■ **Exercise input**:
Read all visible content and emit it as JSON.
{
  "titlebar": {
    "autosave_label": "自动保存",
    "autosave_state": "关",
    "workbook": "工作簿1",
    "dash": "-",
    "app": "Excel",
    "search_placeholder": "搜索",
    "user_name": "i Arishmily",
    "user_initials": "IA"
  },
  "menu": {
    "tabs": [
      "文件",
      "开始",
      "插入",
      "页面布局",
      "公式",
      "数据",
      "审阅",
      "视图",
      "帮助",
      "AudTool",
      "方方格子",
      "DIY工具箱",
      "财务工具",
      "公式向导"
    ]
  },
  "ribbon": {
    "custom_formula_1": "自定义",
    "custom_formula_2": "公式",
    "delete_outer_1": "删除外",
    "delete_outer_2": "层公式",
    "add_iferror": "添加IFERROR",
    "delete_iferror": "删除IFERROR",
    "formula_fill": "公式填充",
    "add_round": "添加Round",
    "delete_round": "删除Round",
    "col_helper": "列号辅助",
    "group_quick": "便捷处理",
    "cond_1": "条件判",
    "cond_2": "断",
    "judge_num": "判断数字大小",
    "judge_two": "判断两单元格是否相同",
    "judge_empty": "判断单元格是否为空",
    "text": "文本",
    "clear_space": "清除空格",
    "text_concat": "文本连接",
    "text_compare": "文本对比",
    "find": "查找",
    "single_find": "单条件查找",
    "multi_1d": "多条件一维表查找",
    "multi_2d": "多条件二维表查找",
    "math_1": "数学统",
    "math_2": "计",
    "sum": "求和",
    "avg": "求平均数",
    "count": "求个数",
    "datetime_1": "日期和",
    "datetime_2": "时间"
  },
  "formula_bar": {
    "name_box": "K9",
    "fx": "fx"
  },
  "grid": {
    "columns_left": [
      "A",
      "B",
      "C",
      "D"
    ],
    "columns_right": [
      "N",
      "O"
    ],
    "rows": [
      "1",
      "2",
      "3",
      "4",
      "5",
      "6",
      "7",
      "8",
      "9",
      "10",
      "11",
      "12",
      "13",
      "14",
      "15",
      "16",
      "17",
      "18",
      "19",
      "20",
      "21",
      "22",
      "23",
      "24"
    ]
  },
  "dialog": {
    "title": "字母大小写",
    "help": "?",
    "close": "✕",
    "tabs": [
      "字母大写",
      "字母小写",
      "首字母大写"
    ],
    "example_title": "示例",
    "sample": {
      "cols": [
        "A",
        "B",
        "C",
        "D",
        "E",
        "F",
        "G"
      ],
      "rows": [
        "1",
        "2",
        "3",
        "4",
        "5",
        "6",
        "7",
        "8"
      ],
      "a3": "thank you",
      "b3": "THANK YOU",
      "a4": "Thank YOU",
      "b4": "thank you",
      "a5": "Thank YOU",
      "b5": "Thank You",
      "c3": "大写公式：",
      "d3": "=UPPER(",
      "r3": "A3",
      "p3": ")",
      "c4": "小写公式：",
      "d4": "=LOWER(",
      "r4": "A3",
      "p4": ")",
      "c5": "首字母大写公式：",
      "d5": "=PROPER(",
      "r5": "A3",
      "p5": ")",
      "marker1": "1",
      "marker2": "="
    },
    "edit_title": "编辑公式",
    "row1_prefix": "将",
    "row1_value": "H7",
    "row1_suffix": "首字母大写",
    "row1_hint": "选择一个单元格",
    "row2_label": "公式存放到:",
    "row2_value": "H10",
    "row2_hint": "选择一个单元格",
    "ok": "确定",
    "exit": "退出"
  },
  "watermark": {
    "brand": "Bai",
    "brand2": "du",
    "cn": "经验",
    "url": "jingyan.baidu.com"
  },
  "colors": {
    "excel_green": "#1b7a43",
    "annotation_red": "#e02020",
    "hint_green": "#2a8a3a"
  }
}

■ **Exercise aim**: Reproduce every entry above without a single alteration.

■ **Response for this exercise**:
Read all visible content and emit it as JSON.
{
  "titlebar": {
    "autosave_label": "自动保存",
    "autosave_state": "关",
    "workbook": "工作簿1",
    "dash": "-",
    "app": "Excel",
    "search_placeholder": "搜索",
    "user_name": "i Arishmily",
    "user_initials": "IA"
  },
  "menu": {
    "tabs": [
      "文件",
      "开始",
      "插入",
      "页面布局",
      "公式",
      "数据",
      "审阅",
      "视图",
      "帮助",
      "AudTool",
      "方方格子",
      "DIY工具箱",
      "财务工具",
      "公式向导"
    ]
  },
  "ribbon": {
    "custom_formula_1": "自定义",
    "custom_formula_2": "公式",
    "delete_outer_1": "删除外",
    "delete_outer_2": "层公式",
    "add_iferror": "添加IFERROR",
    "delete_iferror": "删除IFERROR",
    "formula_fill": "公式填充",
    "add_round": "添加Round",
    "delete_round": "删除Round",
    "col_helper": "列号辅助",
    "group_quick": "便捷处理",
    "cond_1": "条件判",
    "cond_2": "断",
    "judge_num": "判断数字大小",
    "judge_two": "判断两单元格是否相同",
    "judge_empty": "判断单元格是否为空",
    "text": "文本",
    "clear_space": "清除空格",
    "text_concat": "文本连接",
    "text_compare": "文本对比",
    "find": "查找",
    "single_find": "单条件查找",
    "multi_1d": "多条件一维表查找",
    "multi_2d": "多条件二维表查找",
    "math_1": "数学统",
    "math_2": "计",
    "sum": "求和",
    "avg": "求平均数",
    "count": "求个数",
    "datetime_1": "日期和",
    "datetime_2": "时间"
  },
  "formula_bar": {
    "name_box": "K9",
    "fx": "fx"
  },
  "grid": {
    "columns_left": [
      "A",
      "B",
      "C",
      "D"
    ],
    "columns_right": [
      "N",
      "O"
    ],
    "rows": [
      "1",
      "2",
      "3",
      "4",
      "5",
      "6",
      "7",
      "8",
      "9",
      "10",
      "11",
      "12",
      "13",
      "14",
      "15",
      "16",
      "17",
      "18",
      "19",
      "20",
      "21",
      "22",
      "23",
      "24"
    ]
  },
  "dialog": {
    "title": "字母大小写",
    "help": "?",
    "close": "✕",
    "tabs": [
      "字母大写",
      "字母小写",
      "首字母大写"
    ],
    "example_title": "示例",
    "sample": {
      "cols": [
        "A",
        "B",
        "C",
        "D",
        "E",
        "F",
        "G"
      ],
      "rows": [
        "1",
        "2",
        "3",
        "4",
        "5",
        "6",
        "7",
        "8"
      ],
      "a3": "thank you",
      "b3": "THANK YOU",
      "a4": "Thank YOU",
      "b4": "thank you",
      "a5": "Thank YOU",
      "b5": "Thank You",
      "c3": "大写公式：",
      "d3": "=UPPER(",
      "r3": "A3",
      "p3": ")",
      "c4": "小写公式：",
      "d4": "=LOWER(",
      "r4": "A3",
      "p4": ")",
      "c5": "首字母大写公式：",
      "d5": "=PROPER(",
      "r5": "A3",
      "p5": ")",
      "marker1": "1",
      "marker2": "="
    },
    "edit_title": "编辑公式",
    "row1_prefix": "将",
    "row1_value": "H7",
    "row1_suffix": "首字母大写",
    "row1_hint": "选择一个单元格",
    "row2_label": "公式存放到:",
    "row2_value": "H10",
    "row2_hint": "选择一个单元格",
    "ok": "确定",
    "exit": "退出"
  },
  "watermark": {
    "brand": "Bai",
    "brand2": "du",
    "cn": "经验",
    "url": "jingyan.baidu.com"
  },
  "colors": {
    "excel_green": "#1b7a43",
    "annotation_red": "#e02020",
    "hint_green": "#2a8a3a"
  }
}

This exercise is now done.